Chris Young kicks off Palace festival concerts
Chris Young seems pretty happy with how things are going.
The country music star, amid touring and nabbing accolades from fans, recently saw "Who I Am With You" top the Mediabase Country Singles Chart. Named a No. 1 single in July, the song is the second from his latest album, "A.M.," to reach the top 5, according to the artist's website.
"It's been really cool to watch this record do what it's done so far," Young told The Daily Republic, even before the song topped the charts. "I'm a really lucky dude. I've been able to have a lot of songs that I really believed in. That's what it's all about."
His tour, which the star said has been overhauled with new video and lighting equipment and a new album of material to perform, will kick off this week's Corn Palace Festival. The concert is at 7 p.m. Thursday at the Corn Palace. Doors open at 5:30 p.m. Tickets are $54 or $40, depending on seats, and are available at 995-8430, www.cornpalace.org or at the Corn Palace box office. All seats are reserved.
Interim Corn Palace Director Jeri Mickelson said 1,367 tickets had been sold as of Tuesday night for Young's concert, and the phones were still ringing with eager customers. She hopes to reach about 1,700 tickets sales total, out of an approximately 2,700-seat capacity.
As the first concert to kick off this week's lineup, Mickelson said Young is the second-best selling show so far -- Tommy James and the Shondells, set to take the stage on Sunday, have sold just more than 1,400 tickets. The other concerts are classic rockers Pat Benatar and Neil Giraldo on Friday and country music icon Crystal Gayle on Saturday. It's a typically eclectic lineup for the festival, Mickelson said, that should appeal to all age groups and genre lovers.
"We try to bring in a little bit of something for everybody," she said.
Young said he has played in South Dakota before, but this will be his first time at the Corn Palace. With his revamped tour getting positive press, the country star expects to have a good time.

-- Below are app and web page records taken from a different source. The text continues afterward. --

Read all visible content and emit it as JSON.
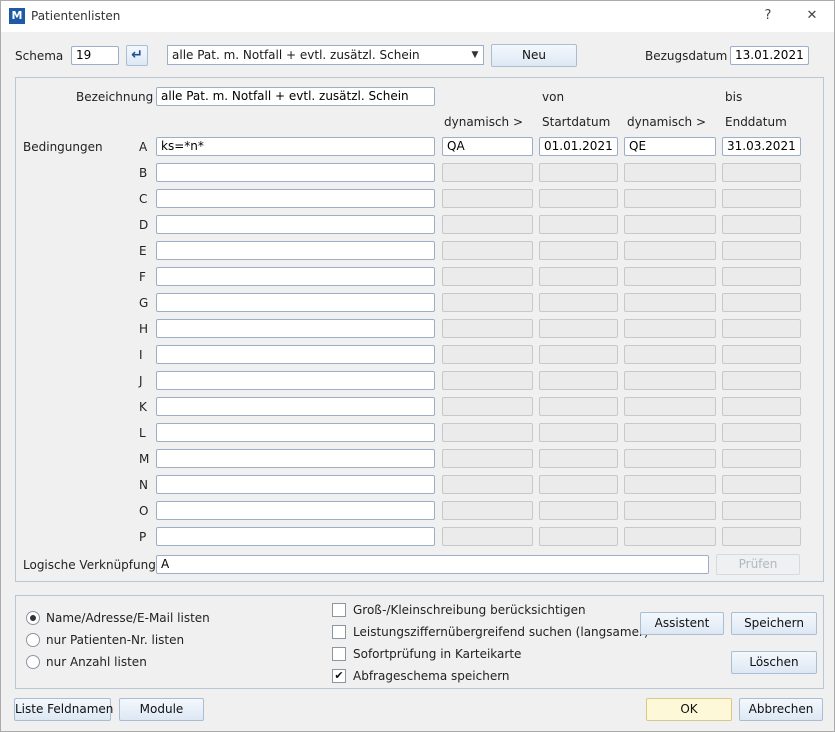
{
  "window": {
    "title": "Patientenlisten",
    "help": "?",
    "close": "✕",
    "logo": "M"
  },
  "top": {
    "schema_label": "Schema",
    "schema_value": "19",
    "enter_icon": "↵",
    "selected_schema": "alle Pat. m. Notfall + evtl. zusätzl. Schein",
    "new_button": "Neu",
    "bezugsdatum_label": "Bezugsdatum",
    "bezugsdatum_value": "13.01.2021"
  },
  "conditions": {
    "bezeichnung_label": "Bezeichnung",
    "bezeichnung_value": "alle Pat. m. Notfall + evtl. zusätzl. Schein",
    "von_label": "von",
    "bis_label": "bis",
    "col_dyn1": "dynamisch >",
    "col_start": "Startdatum",
    "col_dyn2": "dynamisch >",
    "col_end": "Enddatum",
    "bedingungen_label": "Bedingungen",
    "rows": [
      {
        "letter": "A",
        "cond": "ks=*n*",
        "dyn1": "QA",
        "start": "01.01.2021",
        "dyn2": "QE",
        "end": "31.03.2021"
      },
      {
        "letter": "B",
        "cond": "",
        "dyn1": "",
        "start": "",
        "dyn2": "",
        "end": ""
      },
      {
        "letter": "C",
        "cond": "",
        "dyn1": "",
        "start": "",
        "dyn2": "",
        "end": ""
      },
      {
        "letter": "D",
        "cond": "",
        "dyn1": "",
        "start": "",
        "dyn2": "",
        "end": ""
      },
      {
        "letter": "E",
        "cond": "",
        "dyn1": "",
        "start": "",
        "dyn2": "",
        "end": ""
      },
      {
        "letter": "F",
        "cond": "",
        "dyn1": "",
        "start": "",
        "dyn2": "",
        "end": ""
      },
      {
        "letter": "G",
        "cond": "",
        "dyn1": "",
        "start": "",
        "dyn2": "",
        "end": ""
      },
      {
        "letter": "H",
        "cond": "",
        "dyn1": "",
        "start": "",
        "dyn2": "",
        "end": ""
      },
      {
        "letter": "I",
        "cond": "",
        "dyn1": "",
        "start": "",
        "dyn2": "",
        "end": ""
      },
      {
        "letter": "J",
        "cond": "",
        "dyn1": "",
        "start": "",
        "dyn2": "",
        "end": ""
      },
      {
        "letter": "K",
        "cond": "",
        "dyn1": "",
        "start": "",
        "dyn2": "",
        "end": ""
      },
      {
        "letter": "L",
        "cond": "",
        "dyn1": "",
        "start": "",
        "dyn2": "",
        "end": ""
      },
      {
        "letter": "M",
        "cond": "",
        "dyn1": "",
        "start": "",
        "dyn2": "",
        "end": ""
      },
      {
        "letter": "N",
        "cond": "",
        "dyn1": "",
        "start": "",
        "dyn2": "",
        "end": ""
      },
      {
        "letter": "O",
        "cond": "",
        "dyn1": "",
        "start": "",
        "dyn2": "",
        "end": ""
      },
      {
        "letter": "P",
        "cond": "",
        "dyn1": "",
        "start": "",
        "dyn2": "",
        "end": ""
      }
    ],
    "logic_label": "Logische Verknüpfung",
    "logic_value": "A",
    "pruefen_button": "Prüfen"
  },
  "options": {
    "radios": [
      {
        "label": "Name/Adresse/E-Mail listen",
        "checked": true
      },
      {
        "label": "nur Patienten-Nr. listen",
        "checked": false
      },
      {
        "label": "nur Anzahl listen",
        "checked": false
      }
    ],
    "checkboxes": [
      {
        "label": "Groß-/Kleinschreibung berücksichtigen",
        "checked": false
      },
      {
        "label": "Leistungsziffernübergreifend suchen (langsamer)",
        "checked": false
      },
      {
        "label": "Sofortprüfung in Karteikarte",
        "checked": false
      },
      {
        "label": "Abfrageschema speichern",
        "checked": true
      }
    ],
    "assistent_button": "Assistent",
    "speichern_button": "Speichern",
    "loeschen_button": "Löschen"
  },
  "footer": {
    "feldnamen_button": "Liste Feldnamen",
    "module_button": "Module",
    "ok_button": "OK",
    "abbrechen_button": "Abbrechen"
  },
  "colors": {
    "accent": "#1f5aa6",
    "ok_button_bg": "#fdf8d8",
    "disabled_field": "#ebebeb"
  }
}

"We'll put on a show for them," he said. "Me and my band are all about trying to get people to forget about everything for an hour and a half."

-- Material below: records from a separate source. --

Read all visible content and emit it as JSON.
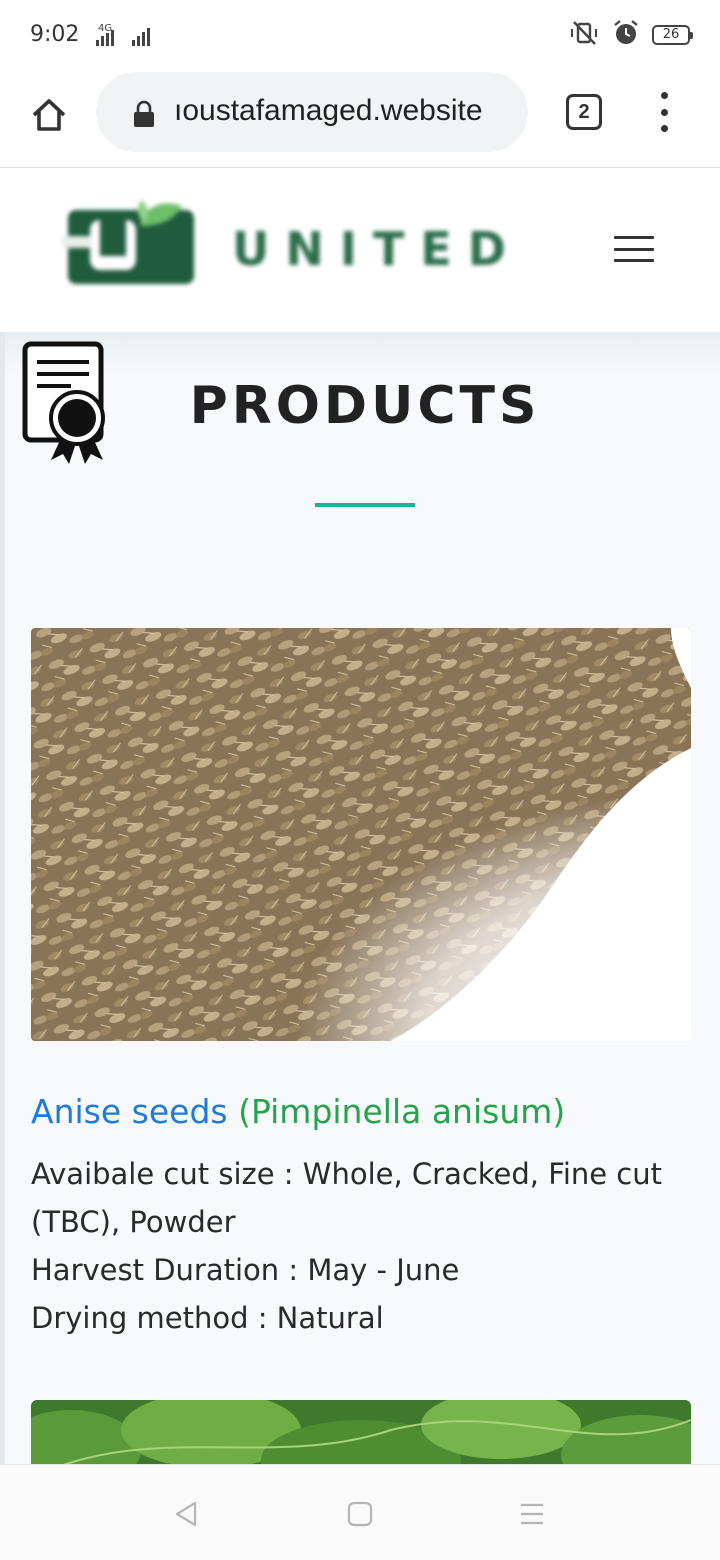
{
  "status_bar": {
    "time": "9:02",
    "network_label": "4G",
    "battery_level": "26"
  },
  "browser": {
    "url": "ıoustafamaged.website",
    "tab_count": "2"
  },
  "site": {
    "logo_text": "UNITED"
  },
  "section": {
    "title": "PRODUCTS",
    "accent_color": "#1fb09a"
  },
  "products": [
    {
      "name_common": "Anise seeds ",
      "name_latin": "(Pimpinella anisum)",
      "details": [
        "Avaibale cut size : Whole, Cracked, Fine cut (TBC), Powder",
        "Harvest Duration : May - June",
        "Drying method : Natural"
      ]
    }
  ],
  "colors": {
    "product_name": "#1f7ad8",
    "latin_name": "#27a34b",
    "logo_green": "#2b6e4b"
  }
}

Young burst onto the scene in 2006, when he won the season 4 competition of "Nashville Star," a reality show similar to "American Idol" but specifically for country musicians. He got his first record deal shortly before his 21st birthday. Now 29 years old, the musician said it's strange to look back at how much time has passed since that reality show.
"It's been a pretty wild ride so far, and it doesn't look like it's slowing down anytime soon," he said.
Part of the younger generation of country music that tends to blend genres, Young credits his sound to a variety of influences. Along with country, he loves a little bit of everything, including jazz and classic rock bands like Aerosmith. He's grateful for the artists who have opened doors to allow for that freedom in his sound, and looks forward to bringing it to Mitchell.
"I'm just me. I'm just making the music I want to make," he said. "Luckily it seems to be something people want to hear."
His latest album, "A.M.," was released in 2013, with hit singles "Aw Naw" and "Who I Am With You." In April, he was named Country Weekly's "hottest country bachelor" -- a title he's not quite sure what to do with.
"You can't complain about that. It's interesting," he said with a laugh. "It definitely gives all my guys on the road something to laugh at me about."
Also a philanthropist, the musician has joined several causes, including partnering with the Air Force Reserve, plugging the military branch on his website, performed for troops and supported St. Jude Children's Research Hospital, a facility seeking to find cures for and save children from cancer and other life-threatening diseases.
"I've been really, really lucky over the years to be able to be involved in a lot of things that are important to me," Young said.
He tends to support things he feels a personal connection with, Young said. With a strong military presence in his family -- his sister is a former Marine and his brother-in-law is still in the Corps -- it was easy to support troops. Young also spoke highly of St. Jude's efforts to help people find treatment for their children, noting that he's seen people he cares about affected by cancer and other life-threatening diseases.
"It's just a really cool opportunity that you're afforded as a musician, that you can bring awareness to and raise some money for things you care about," he said.